Osceola, the great Seminole warrior, did indeed lose his head to a surgeon’s knife. The bizarre part of the story is that his head was cut off in Fort Moultrie, South Carolina, in 1838. It was then transferred back to St. Augustine and years later lost in a fire in New York City in 1865.
Although Osceola was held captive in the fort, he did not die there. He was moved to Fort Moultrie, South Carolina, in a weakened condition resulting from malaria. His doctor, Frederick Weedon, accompanied him. It is known that Weedon was with him at the time of death. It is also known that Osceola’s head was severed from his body after he died.
Apparently, Weedon returned to St. Augustine with the cranium. Stories are told that the doctor hung the head on his children’s bedposts to punish them when they misbehaved.
There is a house on the corner of Bridge and Weedon streets where Dr. Frederick Weedon is said to have lived with his family. In the 1990s, a little boy was visiting his grandfather in that house. The youngster was awakened in the bedroom, startled by the figure of a tall Indian peering over his bed. Although surprised, he was not frightened and reported the vision to his grandfather in the morning. The grandfather was unwilling to admit that he knew the legend of Osceola’s head and that Dr. Weedon would discipline his children by placing the disembodied head in the room at night. Perhaps, he feared the grandson would not return for a visit.
The only problem with that story is that the house was not built until 1925 and Weedon died in 1857. Perhaps, though he did live on the street named for him and spirits exist.
It is known that Weedon kept the embalmed head in his office or in a drug store.

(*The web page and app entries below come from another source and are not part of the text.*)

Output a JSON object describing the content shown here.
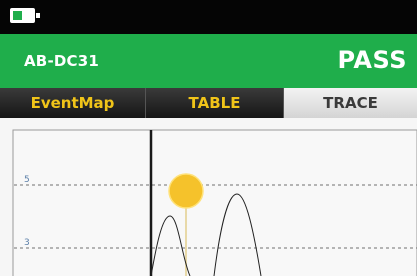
{
  "status_bar": {
    "battery_icon": "battery-icon"
  },
  "header": {
    "device_id": "AB-DC31",
    "result": "PASS"
  },
  "tabs": [
    {
      "label": "EventMap",
      "active": false
    },
    {
      "label": "TABLE",
      "active": false
    },
    {
      "label": "TRACE",
      "active": true
    }
  ],
  "trace": {
    "y_ticks": [
      "5",
      "3"
    ],
    "cursor_marker_color": "#f5c22b",
    "trace_color": "#222222"
  },
  "colors": {
    "header_green": "#1fae4b",
    "tab_inactive_text": "#f0c419"
  }
}
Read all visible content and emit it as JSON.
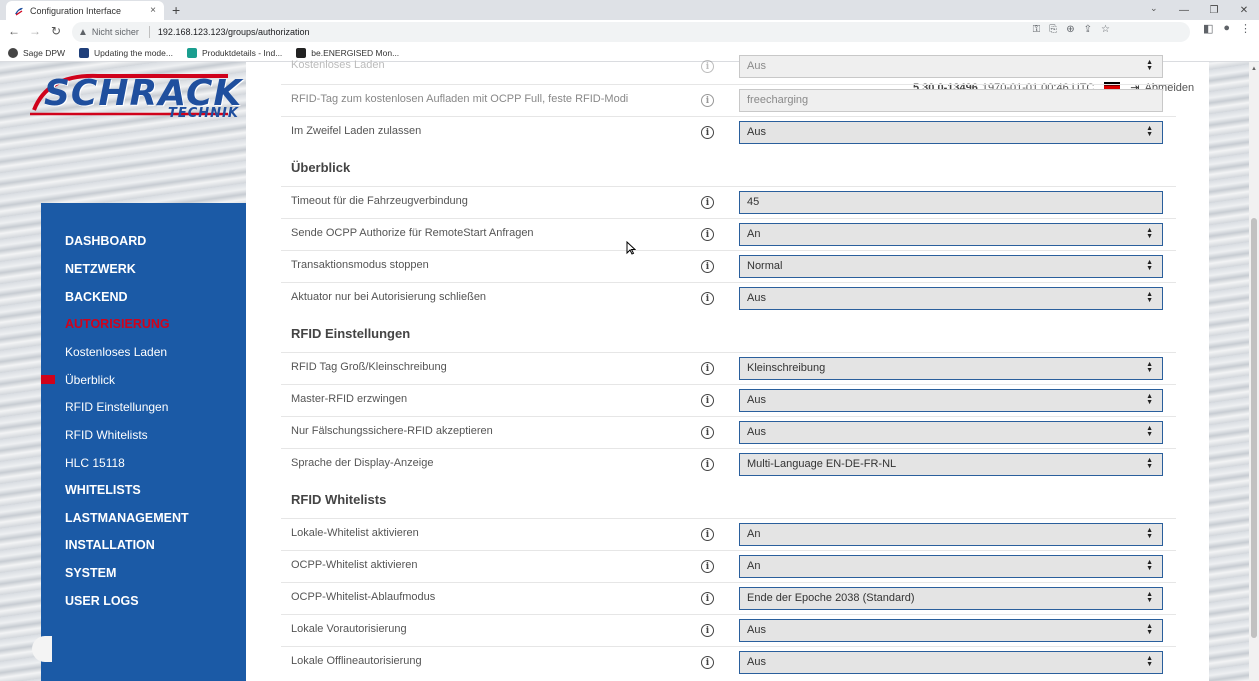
{
  "browser": {
    "tab_title": "Configuration Interface",
    "tab_close": "×",
    "new_tab": "+",
    "security_label": "Nicht sicher",
    "url": "192.168.123.123/groups/authorization",
    "bookmarks": [
      {
        "label": "Sage DPW",
        "color": "#444444"
      },
      {
        "label": "Updating the mode...",
        "color": "#1f3f7a"
      },
      {
        "label": "Produktdetails - Ind...",
        "color": "#1a9e8f"
      },
      {
        "label": "be.ENERGISED Mon...",
        "color": "#222222"
      }
    ]
  },
  "header": {
    "version": "5.30.0-13496",
    "datetime": "1970-01-01 00:46 UTC",
    "logout_label": "Abmelden"
  },
  "logo": {
    "main": "SCHRACK",
    "sub": "TECHNIK",
    "brand_color": "#1f4f9e",
    "accent_color": "#d0021b"
  },
  "sidebar": {
    "items": [
      {
        "label": "DASHBOARD",
        "type": "main"
      },
      {
        "label": "NETZWERK",
        "type": "main"
      },
      {
        "label": "BACKEND",
        "type": "main"
      },
      {
        "label": "AUTORISIERUNG",
        "type": "main",
        "active": true
      },
      {
        "label": "Kostenloses Laden",
        "type": "sub"
      },
      {
        "label": "Überblick",
        "type": "sub",
        "marker": true
      },
      {
        "label": "RFID Einstellungen",
        "type": "sub"
      },
      {
        "label": "RFID Whitelists",
        "type": "sub"
      },
      {
        "label": "HLC 15118",
        "type": "sub"
      },
      {
        "label": "WHITELISTS",
        "type": "main"
      },
      {
        "label": "LASTMANAGEMENT",
        "type": "main"
      },
      {
        "label": "INSTALLATION",
        "type": "main"
      },
      {
        "label": "SYSTEM",
        "type": "main"
      },
      {
        "label": "USER LOGS",
        "type": "main"
      }
    ]
  },
  "sections": {
    "ueberblick": "Überblick",
    "rfid_einstellungen": "RFID Einstellungen",
    "rfid_whitelists": "RFID Whitelists"
  },
  "rows": {
    "kostenloses_laden": {
      "label": "Kostenloses Laden",
      "value": "Aus"
    },
    "rfid_tag_free": {
      "label": "RFID-Tag zum kostenlosen Aufladen mit OCPP Full, feste RFID-Modi",
      "value": "freecharging"
    },
    "zweifel": {
      "label": "Im Zweifel Laden zulassen",
      "value": "Aus"
    },
    "timeout": {
      "label": "Timeout für die Fahrzeugverbindung",
      "value": "45"
    },
    "ocpp_authorize": {
      "label": "Sende OCPP Authorize für RemoteStart Anfragen",
      "value": "An"
    },
    "transaktionsmodus": {
      "label": "Transaktionsmodus stoppen",
      "value": "Normal"
    },
    "aktuator": {
      "label": "Aktuator nur bei Autorisierung schließen",
      "value": "Aus"
    },
    "rfid_case": {
      "label": "RFID Tag Groß/Kleinschreibung",
      "value": "Kleinschreibung"
    },
    "master_rfid": {
      "label": "Master-RFID erzwingen",
      "value": "Aus"
    },
    "faelschung": {
      "label": "Nur Fälschungssichere-RFID akzeptieren",
      "value": "Aus"
    },
    "sprache": {
      "label": "Sprache der Display-Anzeige",
      "value": "Multi-Language EN-DE-FR-NL"
    },
    "lokale_whitelist": {
      "label": "Lokale-Whitelist aktivieren",
      "value": "An"
    },
    "ocpp_whitelist": {
      "label": "OCPP-Whitelist aktivieren",
      "value": "An"
    },
    "ocpp_ablauf": {
      "label": "OCPP-Whitelist-Ablaufmodus",
      "value": "Ende der Epoche 2038 (Standard)"
    },
    "vorautorisierung": {
      "label": "Lokale Vorautorisierung",
      "value": "Aus"
    },
    "offline": {
      "label": "Lokale Offlineautorisierung",
      "value": "Aus"
    }
  }
}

Facts continuing to authenticate the story include Weedon’s presentation of the skull to his daughter and son-in-law as a wedding gift. Although seemingly preposterous, the fact is, the skull was a precious item historically and scientifically. Weedon’s son-in-law, Daniel Whitehurst, had studied medicine under Dr. Valentine Mott, a well-regarded surgeon in the country. Documentation shows that Whitehurst eventually presented the remains of the intriguing Indian to Mott who died in April 1865. Shortly after his death, a fire consumed part of the Mott Museum and no written account provides evidence of the location of the famous cranium.
Regardless of the outcome, stories linger on in St. Augustine. Have you seen Osceola’s head? Do you know any similar legends? I also am curious if any members of the Seminole culture find this offensive. I’d like to know. No doubt we can say the stories perpetuate the memory of the 19th-century warrior.
Ghosts and ghost stories abound in St. Augustine. Author Karen Harvey is investigating the cultural history of those tales. If you have additional information about this story or a ghost story of your own to share, email Karen Harvey at firstname.lastname@example.org.
Contributed to the St. Augustine Record, October 8, 2017